It is now widely accepted that reform of public services must continue over the coming years as both central and local government try to offer the same level of service with less money to spend. As a result we can expect further decentralisation, eradication or contracting out of some back-office functions and ever-closer relationships with partners in the private and voluntary sector.
The education sector here in Northern Ireland has not been spared. The Education Authority, established to provide a more cost-effective means of service delivery, finally came in to being in April of this year and stories about amalgamations, school closures and redundancies have been regular fixtures in the local press over the last few years as the Department of Education (NI) (DENI) aims to continue to effectively deliver its remit in an increasingly fraught financial climate.
More recently a story to hit the headlines was the withdrawal of the Regional Training Unit’s (RTU) summer school. Over the past 21 years, the Regional Training Unit has run a summer school for education professionals from across Northern Ireland. Attended by over 2000 teachers annually, the summer school was an opportunity for them to take part in professional development programmes, share best practice and network with each other. However, in June of this year it was announced that this year’s summer school had been cancelled by the RTU because of a 25% reduction in its funding.
Frustrated at the announcement, a group of individuals has come together to establish an alternative: niedcamp. Backed by GTCNI, the very first niedcamp will be held at Stranmillis College on 18th August.
Since 2012 local teachers have been holding weekly conversations on twitter on educational topics/issues under the hashtag #niedchat. It seems fitting therefore that the idea for niedcamp should originate on social media, following a suggestion from one of the participants on twitter that teachers come together to organise their own mini summer school. These same individuals have also been involved in Teachmeet, an informal gathering of teachers and other educationalists at regular intervals throughout the year.
But given the precarious state of the public finances, should our expectations, as employees or users of public services, be more realistic in the context of ever tighter funding? For example, despite withdrawing funding for the summer school RTU will continue to offer other opportunities for teachers’ professional development over the course of the year, so teachers’ professional development isn’t off the table. Or is the removal of a key service offered by the RTU for the teaching profession yet another sad indictment of the state of the public finances?
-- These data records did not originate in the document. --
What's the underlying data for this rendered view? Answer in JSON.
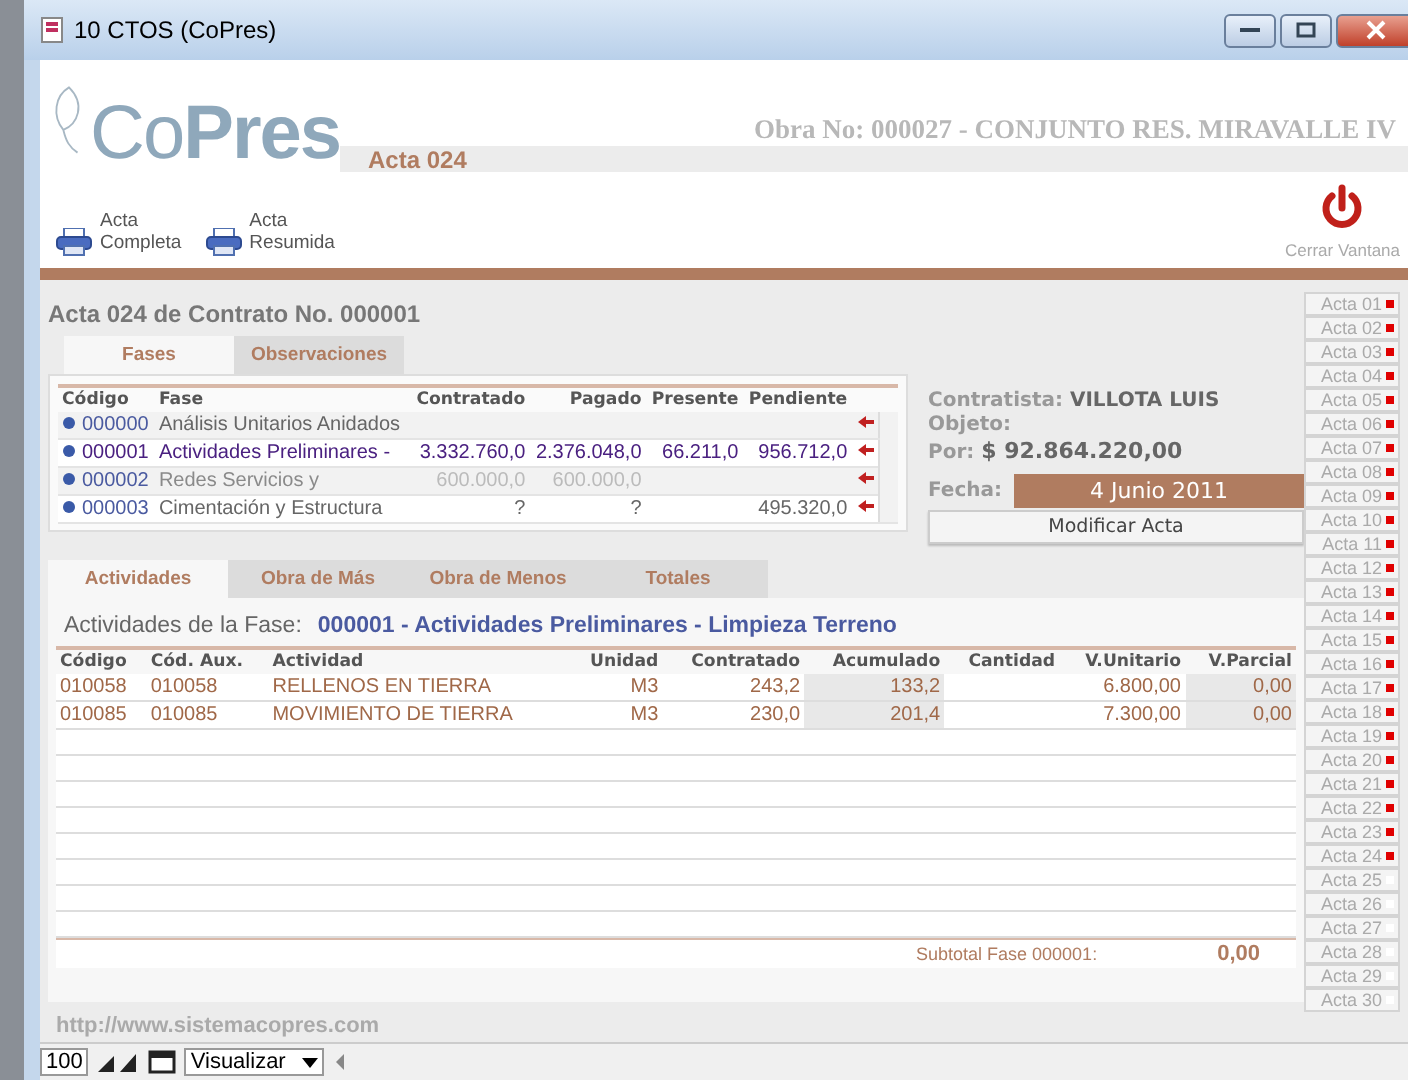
{
  "window": {
    "title": "10 CTOS (CoPres)"
  },
  "header": {
    "logo": "Co**Pres**",
    "acta": "Acta 024",
    "obra": "Obra No: 000027 - CONJUNTO RES. MIRAVALLE IV",
    "print_buttons": [
      {
        "line1": "Acta",
        "line2": "Completa"
      },
      {
        "line1": "Acta",
        "line2": "Resumida"
      }
    ],
    "close_label": "Cerrar Vantana"
  },
  "contract_title": "Acta 024 de Contrato No. 000001",
  "top_tabs": [
    {
      "label": "Fases",
      "selected": true
    },
    {
      "label": "Observaciones",
      "selected": false
    }
  ],
  "fases": {
    "columns": [
      "Código",
      "Fase",
      "Contratado",
      "Pagado",
      "Presente",
      "Pendiente"
    ],
    "rows": [
      {
        "codigo": "000000",
        "fase": "Análisis Unitarios Anidados",
        "contratado": "",
        "pagado": "",
        "presente": "",
        "pendiente": "",
        "selected": false,
        "muted": false
      },
      {
        "codigo": "000001",
        "fase": "Actividades Preliminares -",
        "contratado": "3.332.760,0",
        "pagado": "2.376.048,0",
        "presente": "66.211,0",
        "pendiente": "956.712,0",
        "selected": true,
        "muted": false
      },
      {
        "codigo": "000002",
        "fase": "Redes Servicios y",
        "contratado": "600.000,0",
        "pagado": "600.000,0",
        "presente": "",
        "pendiente": "",
        "selected": false,
        "muted": true
      },
      {
        "codigo": "000003",
        "fase": "Cimentación y Estructura",
        "contratado": "?",
        "pagado": "?",
        "presente": "",
        "pendiente": "495.320,0",
        "selected": false,
        "muted": false
      }
    ]
  },
  "info": {
    "contratista_label": "Contratista:",
    "contratista": "VILLOTA LUIS",
    "objeto_label": "Objeto:",
    "por_label": "Por:",
    "por": "$ 92.864.220,00",
    "fecha_label": "Fecha:",
    "fecha": "4 Junio 2011",
    "button": "Modificar Acta"
  },
  "bottom_tabs": [
    {
      "label": "Actividades",
      "selected": true
    },
    {
      "label": "Obra de Más",
      "selected": false
    },
    {
      "label": "Obra de Menos",
      "selected": false
    },
    {
      "label": "Totales",
      "selected": false
    }
  ],
  "fase_caption": {
    "label": "Actividades de la Fase:",
    "value": "000001 - Actividades Preliminares - Limpieza Terreno"
  },
  "actividades": {
    "columns": [
      "Código",
      "Cód. Aux.",
      "Actividad",
      "Unidad",
      "Contratado",
      "Acumulado",
      "Cantidad",
      "V.Unitario",
      "V.Parcial"
    ],
    "rows": [
      {
        "codigo": "010058",
        "aux": "010058",
        "actividad": "RELLENOS EN TIERRA",
        "unidad": "M3",
        "contratado": "243,2",
        "acumulado": "133,2",
        "cantidad": "",
        "unitario": "6.800,00",
        "parcial": "0,00"
      },
      {
        "codigo": "010085",
        "aux": "010085",
        "actividad": "MOVIMIENTO DE TIERRA",
        "unidad": "M3",
        "contratado": "230,0",
        "acumulado": "201,4",
        "cantidad": "",
        "unitario": "7.300,00",
        "parcial": "0,00"
      }
    ]
  },
  "subtotal": {
    "label": "Subtotal Fase 000001:",
    "value": "0,00"
  },
  "actas": [
    {
      "label": "Acta 01",
      "flagged": true
    },
    {
      "label": "Acta 02",
      "flagged": true
    },
    {
      "label": "Acta 03",
      "flagged": true
    },
    {
      "label": "Acta 04",
      "flagged": true
    },
    {
      "label": "Acta 05",
      "flagged": true
    },
    {
      "label": "Acta 06",
      "flagged": true
    },
    {
      "label": "Acta 07",
      "flagged": true
    },
    {
      "label": "Acta 08",
      "flagged": true
    },
    {
      "label": "Acta 09",
      "flagged": true
    },
    {
      "label": "Acta 10",
      "flagged": true
    },
    {
      "label": "Acta 11",
      "flagged": true
    },
    {
      "label": "Acta 12",
      "flagged": true
    },
    {
      "label": "Acta 13",
      "flagged": true
    },
    {
      "label": "Acta 14",
      "flagged": true
    },
    {
      "label": "Acta 15",
      "flagged": true
    },
    {
      "label": "Acta 16",
      "flagged": true
    },
    {
      "label": "Acta 17",
      "flagged": true
    },
    {
      "label": "Acta 18",
      "flagged": true
    },
    {
      "label": "Acta 19",
      "flagged": true
    },
    {
      "label": "Acta 20",
      "flagged": true
    },
    {
      "label": "Acta 21",
      "flagged": true
    },
    {
      "label": "Acta 22",
      "flagged": true
    },
    {
      "label": "Acta 23",
      "flagged": true
    },
    {
      "label": "Acta 24",
      "flagged": true
    },
    {
      "label": "Acta 25",
      "flagged": false
    },
    {
      "label": "Acta 26",
      "flagged": false
    },
    {
      "label": "Acta 27",
      "flagged": false
    },
    {
      "label": "Acta 28",
      "flagged": false
    },
    {
      "label": "Acta 29",
      "flagged": false
    },
    {
      "label": "Acta 30",
      "flagged": false
    }
  ],
  "url": "http://www.sistemacopres.com",
  "toolbar": {
    "zoom": "100",
    "view": "Visualizar"
  }
}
Essentially what has now happened is that some staff in the education sector feel that they have no option but to take matters in to their own hands when it comes to delivering an integral part of their professional development. It is certainly commendable that these individuals, through a combination of good will, respect for their profession and the opportunities afforded by social media have taken responsibility both for their own and others’ professional development. Let’s just hope that staff in other parts of the public sector don’t need to take the same drastic action and that other key services aren’t compromised as budget cuts continue to bite.